I forgave my dad for selfish reasons. I knew as long as I labeled myself with the negativity from my childhood, I’d never make space for the positive aspects of my life, never fully embrace my marriage to an incredible life partner. I was greedy and wanted to wear all the labels. I wanted to paste them on myself and wear them around so everyone could see. Yes, I am a child abuse survivor. I am also a woman, wife, lover, stepmother, dog-friend, builder, writer, artist, dog-walker, dinner-fixer, teacher, mentor, fundraiser, traveler, communication disorders specialist, friend, volunteer, change-maker, mistake-maker, divorcee, advocate, provider, neighbor, daughter-in-law, and daughter.
In order to help myself in the processing and forgiving, I began writing about some of the family stories. Always, something prevented me from publishing them. At first, I thought I was protecting my sister. Then, I convinced myself I was protecting my father. I waited and then waited more. Now, I know I was waiting until I had lived the ending.
This is the Ending
Repeatedly during Dad’s stroke recovery, many of the rehabilitation staff said, “You’re such a good daughter. Your dad is so lucky to have you.”
Or, they’d look at him and say, “Wow, you must be a really good dad for your daughter to take such good care of you.”

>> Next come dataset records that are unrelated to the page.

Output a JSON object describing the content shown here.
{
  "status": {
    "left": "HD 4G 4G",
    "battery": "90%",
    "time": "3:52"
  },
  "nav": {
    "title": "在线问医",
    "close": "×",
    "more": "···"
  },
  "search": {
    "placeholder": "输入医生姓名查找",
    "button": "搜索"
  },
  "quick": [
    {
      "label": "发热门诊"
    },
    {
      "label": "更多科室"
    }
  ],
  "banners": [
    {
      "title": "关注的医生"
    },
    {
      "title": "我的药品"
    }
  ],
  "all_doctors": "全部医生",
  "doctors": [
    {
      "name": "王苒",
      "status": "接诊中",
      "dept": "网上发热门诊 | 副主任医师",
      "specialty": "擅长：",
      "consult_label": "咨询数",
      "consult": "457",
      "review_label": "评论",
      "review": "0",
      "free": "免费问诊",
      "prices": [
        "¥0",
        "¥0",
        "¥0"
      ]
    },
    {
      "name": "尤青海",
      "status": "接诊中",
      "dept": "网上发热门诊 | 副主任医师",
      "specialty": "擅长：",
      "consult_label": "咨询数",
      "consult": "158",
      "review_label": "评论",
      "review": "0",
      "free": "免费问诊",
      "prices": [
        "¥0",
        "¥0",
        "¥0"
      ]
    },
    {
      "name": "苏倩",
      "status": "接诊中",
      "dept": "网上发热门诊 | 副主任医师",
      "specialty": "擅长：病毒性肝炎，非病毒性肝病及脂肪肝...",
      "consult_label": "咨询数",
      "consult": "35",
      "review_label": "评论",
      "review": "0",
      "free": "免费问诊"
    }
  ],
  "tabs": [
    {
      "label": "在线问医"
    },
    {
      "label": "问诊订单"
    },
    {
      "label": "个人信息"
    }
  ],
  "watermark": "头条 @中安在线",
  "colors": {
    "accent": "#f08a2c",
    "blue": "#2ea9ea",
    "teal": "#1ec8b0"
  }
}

Each time, my dad and I looked at each other and shrugged. We didn’t tell them our story of being estranged for seven years when I joined my sister in hate solidarity against him, or why. We didn’t need to tell them I spent years correcting his behavior and setting boundaries with him, eventually establishing a relationship that included respect and compassion. I wondered about the implication we humans should only take care of the good people. I wondered who the good people were.
Over lunch the other day, I told him I was writing again, this time about healing and forgiveness. He nodded with interest. I hinted maybe he and I should wrote a story together. After a few silent moments, he told me that would be an entirely different story. Smiling, I agreed. It would.

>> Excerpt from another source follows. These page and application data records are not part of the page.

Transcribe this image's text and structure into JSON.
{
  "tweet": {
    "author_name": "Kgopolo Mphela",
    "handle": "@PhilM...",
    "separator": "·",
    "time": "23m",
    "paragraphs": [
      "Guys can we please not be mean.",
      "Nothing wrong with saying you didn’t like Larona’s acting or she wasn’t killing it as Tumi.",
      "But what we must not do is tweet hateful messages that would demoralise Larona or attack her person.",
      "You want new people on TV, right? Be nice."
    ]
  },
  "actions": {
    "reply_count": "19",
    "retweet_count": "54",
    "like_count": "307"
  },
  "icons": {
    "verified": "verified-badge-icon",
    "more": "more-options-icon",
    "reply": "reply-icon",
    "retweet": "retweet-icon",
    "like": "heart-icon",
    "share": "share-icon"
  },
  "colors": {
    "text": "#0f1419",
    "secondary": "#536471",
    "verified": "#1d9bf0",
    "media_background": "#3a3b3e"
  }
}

1The therapy I arranged for my father was based on Eye Movement Desensitization and Reprocessing (EMDR). The therapist acknowledged the protocol for EMDR is very strict and my father didn’t qualify for the actual treatment. Despite that, he was helped dramatically by whatever she did with him and our lives have been improved forever. We left the first session in silence and got into the car and my dad shook his head. “It’s that simple, is it?” “Yeah Dad, it’s that simple to let go of shame. And, it changes everything.”
2In my early-30s, I enrolled in a training program to become a Feldenkrais® practitioner. The Feldenkrais Method® is an educational method that harnesses the power of attention and awareness to alter one’s compulsive responses and reactions to the conditioning of one’s life. It was during that training when I came to understand and integrate the experiences the previous counseling had set in motion. Since 1996, I’ve used the Feldenkrais Method to systematically teach myself to stop dissociating. In addition, I’ve recently reduced my anxiety to less than 15% of what it was throughout most of my life. I attribute a significant portion of my anxiety reduction to three sessions of EMDR.